DESCRIPTION OF THE TASK. Report back the lines in this listing that carry the string "JSON".

SUPPLIED DATA.
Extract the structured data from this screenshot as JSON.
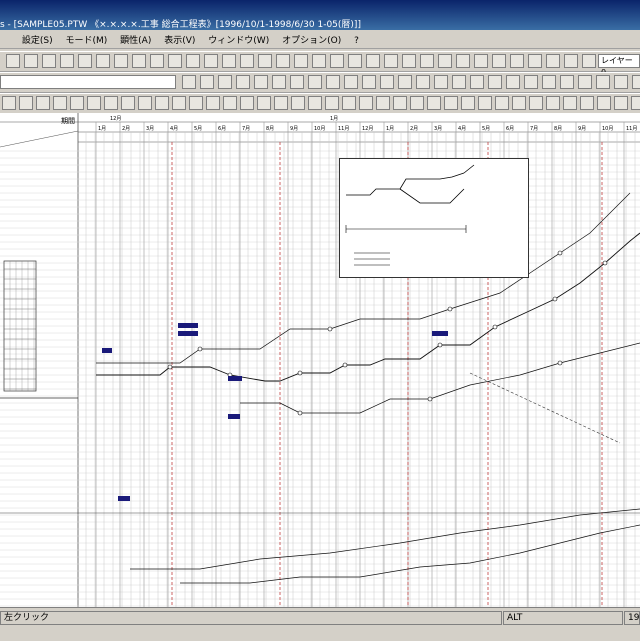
{
  "window": {
    "title": "s - [SAMPLE05.PTW 《×.×.×.×.工事 総合工程表》[1996/10/1-1998/6/30 1-05(暦)]]"
  },
  "menu": [
    {
      "id": "settings",
      "label": "設定(S)"
    },
    {
      "id": "mode",
      "label": "モード(M)"
    },
    {
      "id": "arrange",
      "label": "顕性(A)"
    },
    {
      "id": "view",
      "label": "表示(V)"
    },
    {
      "id": "window",
      "label": "ウィンドウ(W)"
    },
    {
      "id": "options",
      "label": "オプション(O)"
    },
    {
      "id": "help",
      "label": "?"
    }
  ],
  "toolbar": {
    "layer_label": "レイヤー 0"
  },
  "timeline": {
    "header_label": "期間",
    "months_top": [
      "12月",
      "1月"
    ],
    "month_labels": [
      "1月",
      "2月",
      "3月",
      "4月",
      "5月",
      "6月",
      "7月",
      "8月",
      "9月",
      "10月",
      "11月",
      "12月",
      "1月",
      "2月",
      "3月",
      "4月",
      "5月",
      "6月",
      "7月",
      "8月",
      "9月",
      "10月",
      "11月"
    ]
  },
  "status": {
    "left": "左クリック",
    "mode": "ALT",
    "right": "199"
  },
  "colors": {
    "title_bar": "#0a246a",
    "canvas": "#ffffff",
    "grid": "#c8c8c8",
    "red_line": "#c04040",
    "box": "#1a1a7a"
  }
}
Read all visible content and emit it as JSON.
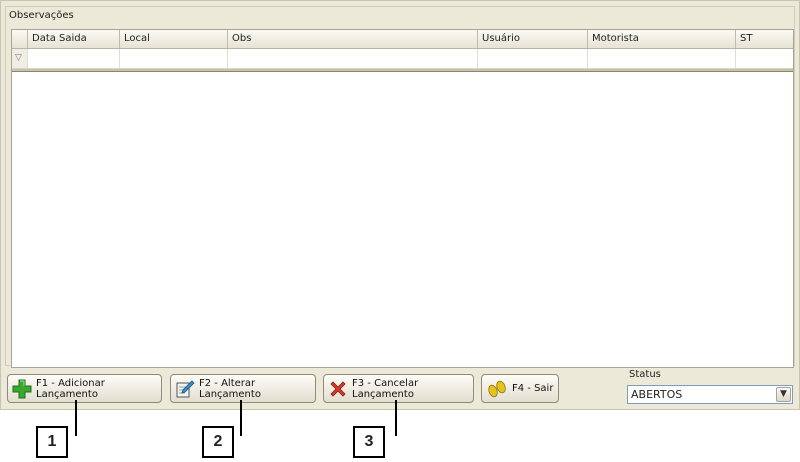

FINAL ANSWER.
Extract the structured data from this screenshot as JSON.
Read all visible content and emit it as JSON.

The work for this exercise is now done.